— Task item —
Retype each entry. Leave every word as it is.

[Data items]
####

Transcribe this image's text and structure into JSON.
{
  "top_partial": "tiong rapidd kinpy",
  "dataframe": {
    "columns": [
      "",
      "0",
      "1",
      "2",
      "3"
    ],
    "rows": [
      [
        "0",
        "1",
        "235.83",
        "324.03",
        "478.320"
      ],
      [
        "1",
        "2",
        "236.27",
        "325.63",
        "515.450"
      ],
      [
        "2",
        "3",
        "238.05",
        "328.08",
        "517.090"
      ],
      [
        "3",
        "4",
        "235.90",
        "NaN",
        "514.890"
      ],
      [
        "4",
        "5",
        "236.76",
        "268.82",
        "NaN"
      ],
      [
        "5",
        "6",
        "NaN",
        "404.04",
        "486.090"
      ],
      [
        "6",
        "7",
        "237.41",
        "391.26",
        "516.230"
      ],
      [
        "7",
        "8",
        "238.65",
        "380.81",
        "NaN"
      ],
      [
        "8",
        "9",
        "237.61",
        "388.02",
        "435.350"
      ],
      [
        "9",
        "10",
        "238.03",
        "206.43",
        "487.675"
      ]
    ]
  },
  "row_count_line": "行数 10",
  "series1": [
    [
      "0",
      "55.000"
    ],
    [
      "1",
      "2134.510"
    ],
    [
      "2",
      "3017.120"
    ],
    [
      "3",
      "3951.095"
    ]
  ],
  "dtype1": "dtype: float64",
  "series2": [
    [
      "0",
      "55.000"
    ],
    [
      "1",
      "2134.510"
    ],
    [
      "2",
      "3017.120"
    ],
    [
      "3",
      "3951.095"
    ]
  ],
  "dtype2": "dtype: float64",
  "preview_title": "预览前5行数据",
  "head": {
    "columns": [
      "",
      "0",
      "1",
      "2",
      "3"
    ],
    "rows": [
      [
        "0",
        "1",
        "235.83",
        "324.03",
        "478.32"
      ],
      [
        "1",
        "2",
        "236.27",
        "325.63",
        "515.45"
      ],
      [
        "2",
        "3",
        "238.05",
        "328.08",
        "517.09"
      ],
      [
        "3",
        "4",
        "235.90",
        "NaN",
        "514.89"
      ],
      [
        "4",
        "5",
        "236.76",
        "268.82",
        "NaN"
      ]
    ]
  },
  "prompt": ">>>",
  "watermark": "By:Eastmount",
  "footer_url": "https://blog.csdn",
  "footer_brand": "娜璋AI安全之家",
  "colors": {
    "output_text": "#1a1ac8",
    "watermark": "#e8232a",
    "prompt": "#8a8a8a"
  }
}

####

— Answer section —
Transcribe this image's text and structure into JSON.
{
  "top_partial": "tiong rapidd kinpy",
  "dataframe": {
    "columns": [
      "",
      "0",
      "1",
      "2",
      "3"
    ],
    "rows": [
      [
        "0",
        "1",
        "235.83",
        "324.03",
        "478.320"
      ],
      [
        "1",
        "2",
        "236.27",
        "325.63",
        "515.450"
      ],
      [
        "2",
        "3",
        "238.05",
        "328.08",
        "517.090"
      ],
      [
        "3",
        "4",
        "235.90",
        "NaN",
        "514.890"
      ],
      [
        "4",
        "5",
        "236.76",
        "268.82",
        "NaN"
      ],
      [
        "5",
        "6",
        "NaN",
        "404.04",
        "486.090"
      ],
      [
        "6",
        "7",
        "237.41",
        "391.26",
        "516.230"
      ],
      [
        "7",
        "8",
        "238.65",
        "380.81",
        "NaN"
      ],
      [
        "8",
        "9",
        "237.61",
        "388.02",
        "435.350"
      ],
      [
        "9",
        "10",
        "238.03",
        "206.43",
        "487.675"
      ]
    ]
  },
  "row_count_line": "行数 10",
  "series1": [
    [
      "0",
      "55.000"
    ],
    [
      "1",
      "2134.510"
    ],
    [
      "2",
      "3017.120"
    ],
    [
      "3",
      "3951.095"
    ]
  ],
  "dtype1": "dtype: float64",
  "series2": [
    [
      "0",
      "55.000"
    ],
    [
      "1",
      "2134.510"
    ],
    [
      "2",
      "3017.120"
    ],
    [
      "3",
      "3951.095"
    ]
  ],
  "dtype2": "dtype: float64",
  "preview_title": "预览前5行数据",
  "head": {
    "columns": [
      "",
      "0",
      "1",
      "2",
      "3"
    ],
    "rows": [
      [
        "0",
        "1",
        "235.83",
        "324.03",
        "478.32"
      ],
      [
        "1",
        "2",
        "236.27",
        "325.63",
        "515.45"
      ],
      [
        "2",
        "3",
        "238.05",
        "328.08",
        "517.09"
      ],
      [
        "3",
        "4",
        "235.90",
        "NaN",
        "514.89"
      ],
      [
        "4",
        "5",
        "236.76",
        "268.82",
        "NaN"
      ]
    ]
  },
  "prompt": ">>>",
  "watermark": "By:Eastmount",
  "footer_url": "https://blog.csdn",
  "footer_brand": "娜璋AI安全之家",
  "colors": {
    "output_text": "#1a1ac8",
    "watermark": "#e8232a",
    "prompt": "#8a8a8a"
  }
}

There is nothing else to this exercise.